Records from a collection
━━━

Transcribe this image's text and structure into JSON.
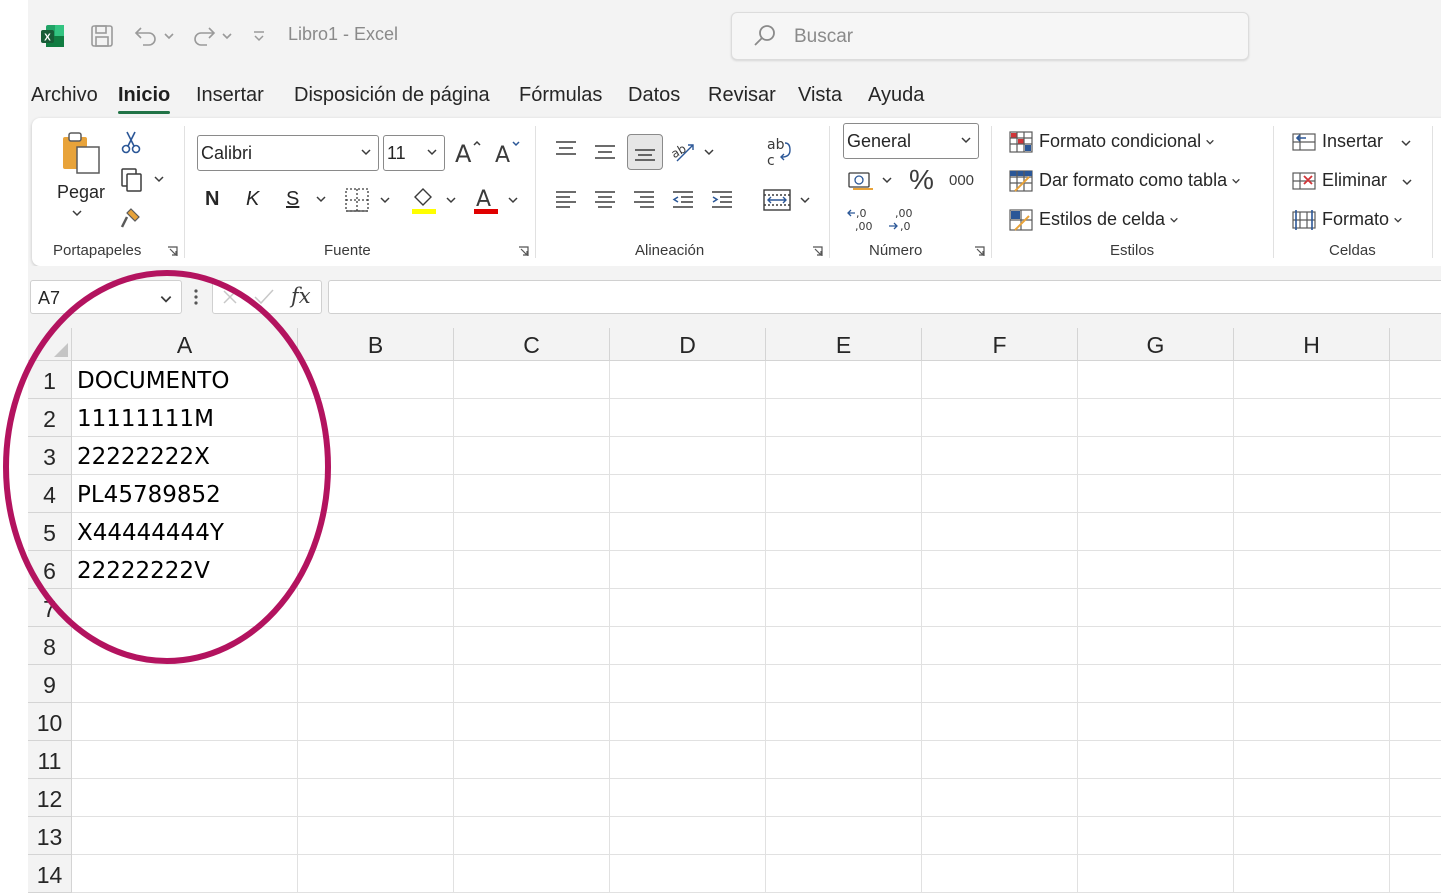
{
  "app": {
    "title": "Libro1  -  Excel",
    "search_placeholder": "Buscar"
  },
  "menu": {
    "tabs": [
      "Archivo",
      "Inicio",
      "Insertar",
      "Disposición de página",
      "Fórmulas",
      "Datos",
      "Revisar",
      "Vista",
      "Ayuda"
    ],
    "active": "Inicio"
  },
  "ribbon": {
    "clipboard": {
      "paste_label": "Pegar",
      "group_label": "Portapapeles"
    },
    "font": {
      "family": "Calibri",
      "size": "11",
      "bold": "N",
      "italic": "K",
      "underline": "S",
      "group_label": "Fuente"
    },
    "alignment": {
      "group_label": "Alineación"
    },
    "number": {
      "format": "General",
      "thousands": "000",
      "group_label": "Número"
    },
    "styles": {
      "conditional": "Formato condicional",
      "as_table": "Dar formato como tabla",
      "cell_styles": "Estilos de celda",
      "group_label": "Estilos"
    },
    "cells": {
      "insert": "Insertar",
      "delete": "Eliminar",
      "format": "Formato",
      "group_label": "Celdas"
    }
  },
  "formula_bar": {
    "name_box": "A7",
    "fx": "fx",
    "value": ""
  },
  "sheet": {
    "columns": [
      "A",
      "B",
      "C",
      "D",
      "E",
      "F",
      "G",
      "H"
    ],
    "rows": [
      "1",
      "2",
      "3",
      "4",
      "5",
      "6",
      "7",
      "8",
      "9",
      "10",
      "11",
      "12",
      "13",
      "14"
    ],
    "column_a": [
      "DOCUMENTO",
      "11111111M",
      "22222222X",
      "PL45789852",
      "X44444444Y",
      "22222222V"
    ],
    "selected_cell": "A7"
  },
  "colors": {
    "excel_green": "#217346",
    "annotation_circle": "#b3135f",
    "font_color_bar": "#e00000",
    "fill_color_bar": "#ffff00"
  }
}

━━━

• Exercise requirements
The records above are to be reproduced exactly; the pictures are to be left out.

• Response below
Transcribe this image's text and structure into JSON.
{
  "app": {
    "title": "Libro1  -  Excel",
    "search_placeholder": "Buscar"
  },
  "menu": {
    "tabs": [
      "Archivo",
      "Inicio",
      "Insertar",
      "Disposición de página",
      "Fórmulas",
      "Datos",
      "Revisar",
      "Vista",
      "Ayuda"
    ],
    "active": "Inicio"
  },
  "ribbon": {
    "clipboard": {
      "paste_label": "Pegar",
      "group_label": "Portapapeles"
    },
    "font": {
      "family": "Calibri",
      "size": "11",
      "bold": "N",
      "italic": "K",
      "underline": "S",
      "group_label": "Fuente"
    },
    "alignment": {
      "group_label": "Alineación"
    },
    "number": {
      "format": "General",
      "thousands": "000",
      "group_label": "Número"
    },
    "styles": {
      "conditional": "Formato condicional",
      "as_table": "Dar formato como tabla",
      "cell_styles": "Estilos de celda",
      "group_label": "Estilos"
    },
    "cells": {
      "insert": "Insertar",
      "delete": "Eliminar",
      "format": "Formato",
      "group_label": "Celdas"
    }
  },
  "formula_bar": {
    "name_box": "A7",
    "fx": "fx",
    "value": ""
  },
  "sheet": {
    "columns": [
      "A",
      "B",
      "C",
      "D",
      "E",
      "F",
      "G",
      "H"
    ],
    "rows": [
      "1",
      "2",
      "3",
      "4",
      "5",
      "6",
      "7",
      "8",
      "9",
      "10",
      "11",
      "12",
      "13",
      "14"
    ],
    "column_a": [
      "DOCUMENTO",
      "11111111M",
      "22222222X",
      "PL45789852",
      "X44444444Y",
      "22222222V"
    ],
    "selected_cell": "A7"
  },
  "colors": {
    "excel_green": "#217346",
    "annotation_circle": "#b3135f",
    "font_color_bar": "#e00000",
    "fill_color_bar": "#ffff00"
  }
}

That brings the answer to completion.